:: Work task ::
In the entries that follow, which lines hold the string "status"? List them.

*** Records for the task ***

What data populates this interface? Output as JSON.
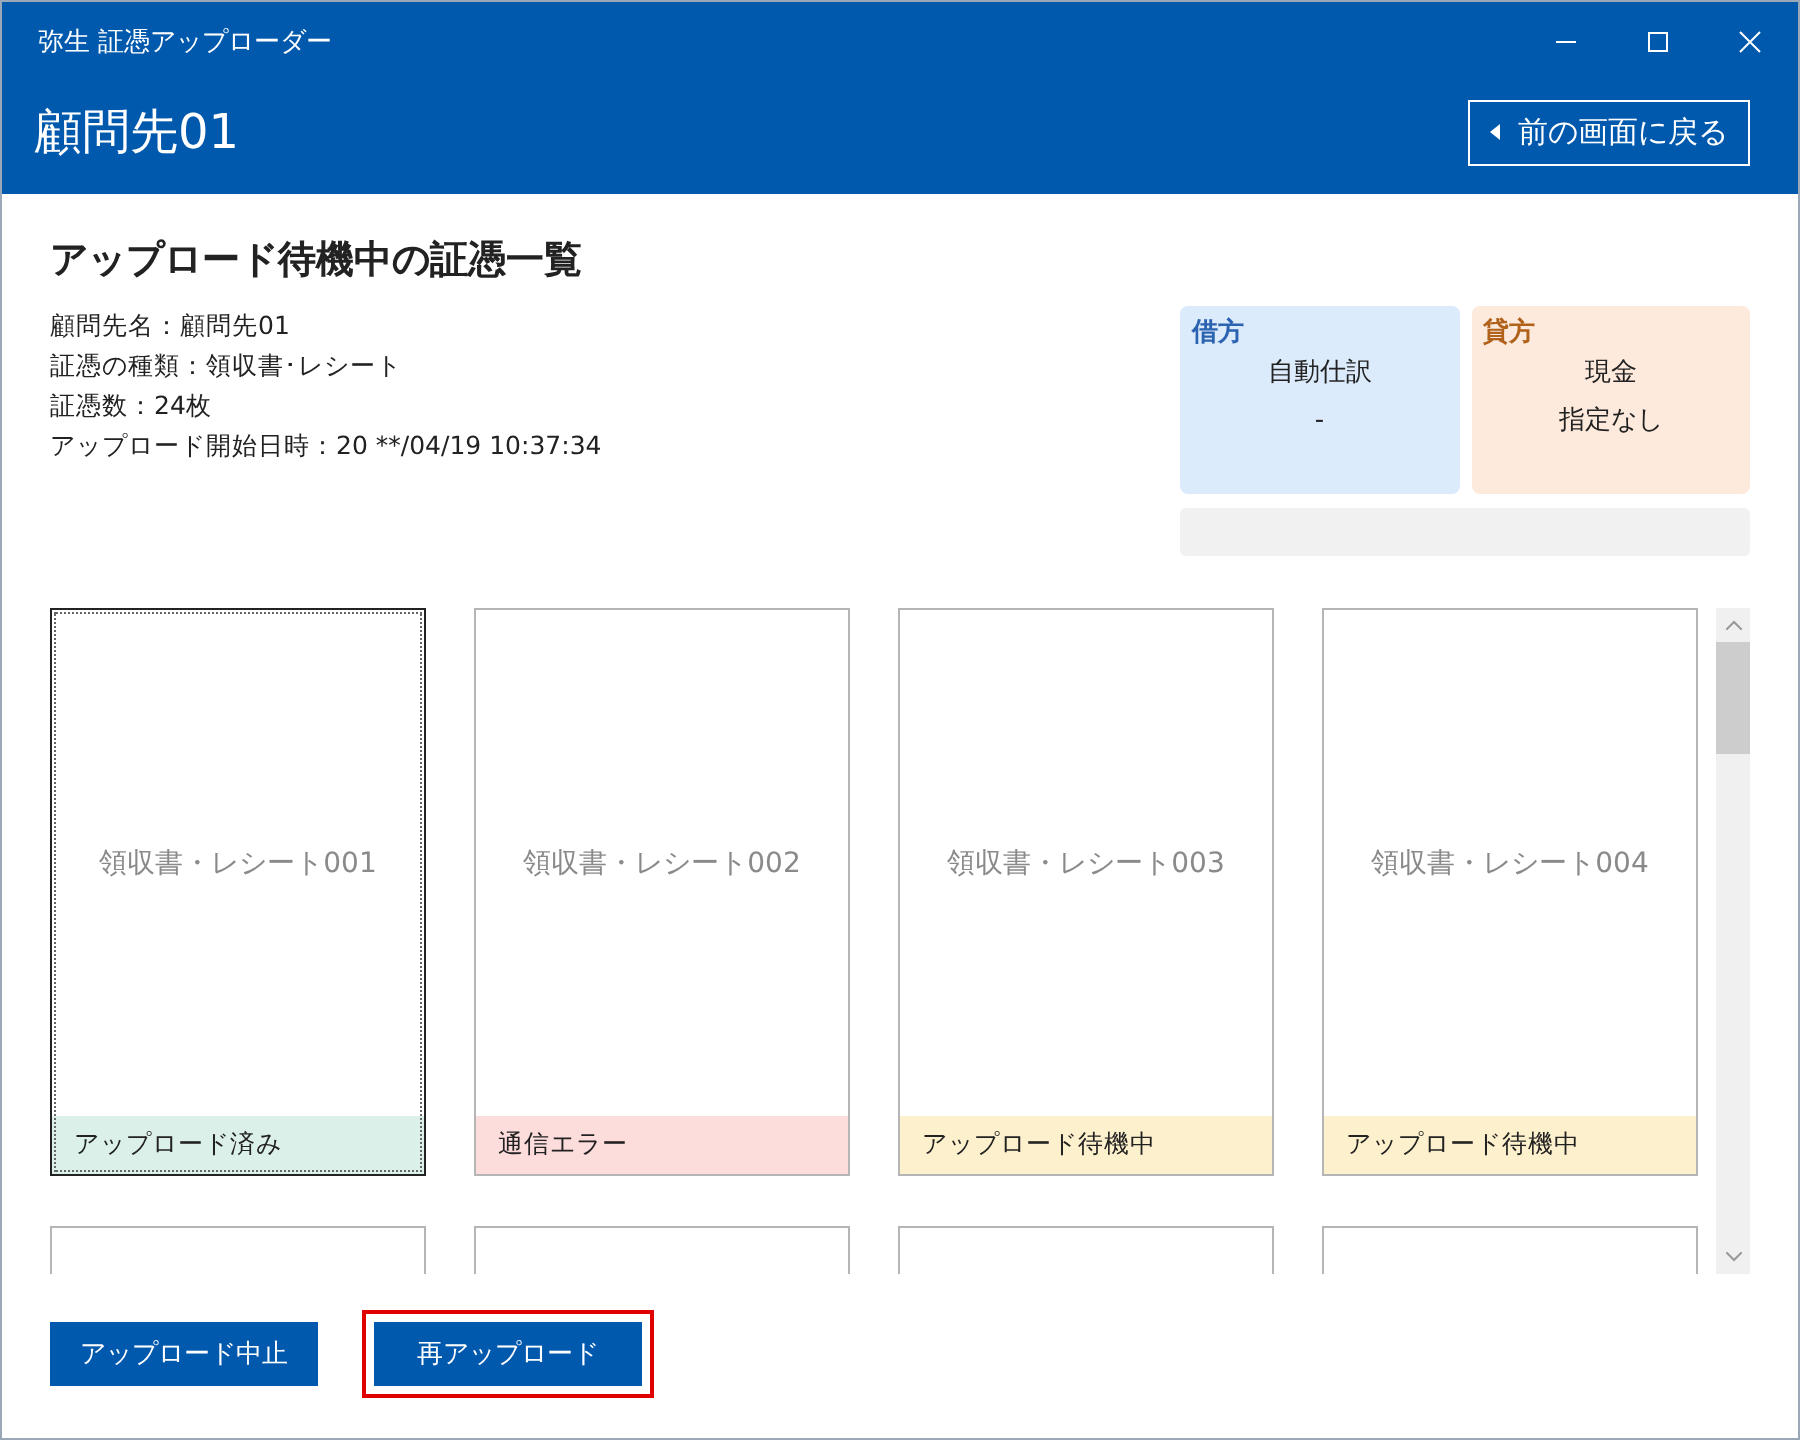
{
  "window": {
    "title": "弥生 証憑アップローダー"
  },
  "header": {
    "title": "顧問先01",
    "back_button": "前の画面に戻る"
  },
  "section_title": "アップロード待機中の証憑一覧",
  "info_lines": [
    "顧問先名：顧問先01",
    "証憑の種類：領収書･レシート",
    "証憑数：24枚",
    "アップロード開始日時：20 **/04/19 10:37:34"
  ],
  "journal": [
    {
      "kind": "debit",
      "heading": "借方",
      "lines": [
        "自動仕訳",
        "-"
      ]
    },
    {
      "kind": "credit",
      "heading": "貸方",
      "lines": [
        "現金",
        "指定なし"
      ]
    }
  ],
  "cards": [
    {
      "label": "領収書・レシート001",
      "status": "アップロード済み",
      "kind": "done",
      "selected": true
    },
    {
      "label": "領収書・レシート002",
      "status": "通信エラー",
      "kind": "error",
      "selected": false
    },
    {
      "label": "領収書・レシート003",
      "status": "アップロード待機中",
      "kind": "waiting",
      "selected": false
    },
    {
      "label": "領収書・レシート004",
      "status": "アップロード待機中",
      "kind": "waiting",
      "selected": false
    }
  ],
  "buttons": [
    {
      "label": "アップロード中止",
      "highlighted": false
    },
    {
      "label": "再アップロード",
      "highlighted": true
    }
  ]
}
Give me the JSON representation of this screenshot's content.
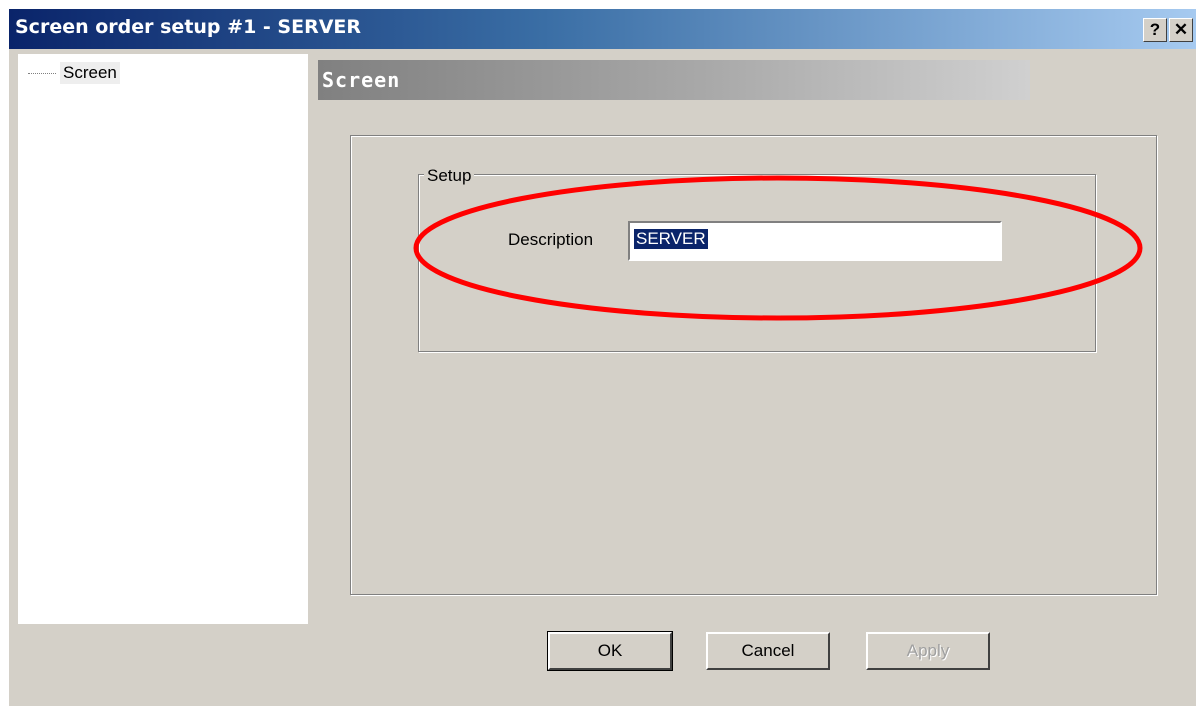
{
  "window": {
    "title": "Screen order setup #1 - SERVER",
    "help_glyph": "?",
    "close_glyph": "✕"
  },
  "tree": {
    "items": [
      {
        "label": "Screen"
      }
    ]
  },
  "section": {
    "header": "Screen"
  },
  "setup": {
    "group_label": "Setup",
    "description_label": "Description",
    "description_value": "SERVER"
  },
  "buttons": {
    "ok": "OK",
    "cancel": "Cancel",
    "apply": "Apply"
  },
  "colors": {
    "annotation": "#ff0000",
    "title_bar": "#0a246a",
    "face": "#d4d0c8"
  }
}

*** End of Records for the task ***

:: The answer ::
      "status": "アップロード済み",
      "status": "通信エラー",
      "status": "アップロード待機中",
      "status": "アップロード待機中",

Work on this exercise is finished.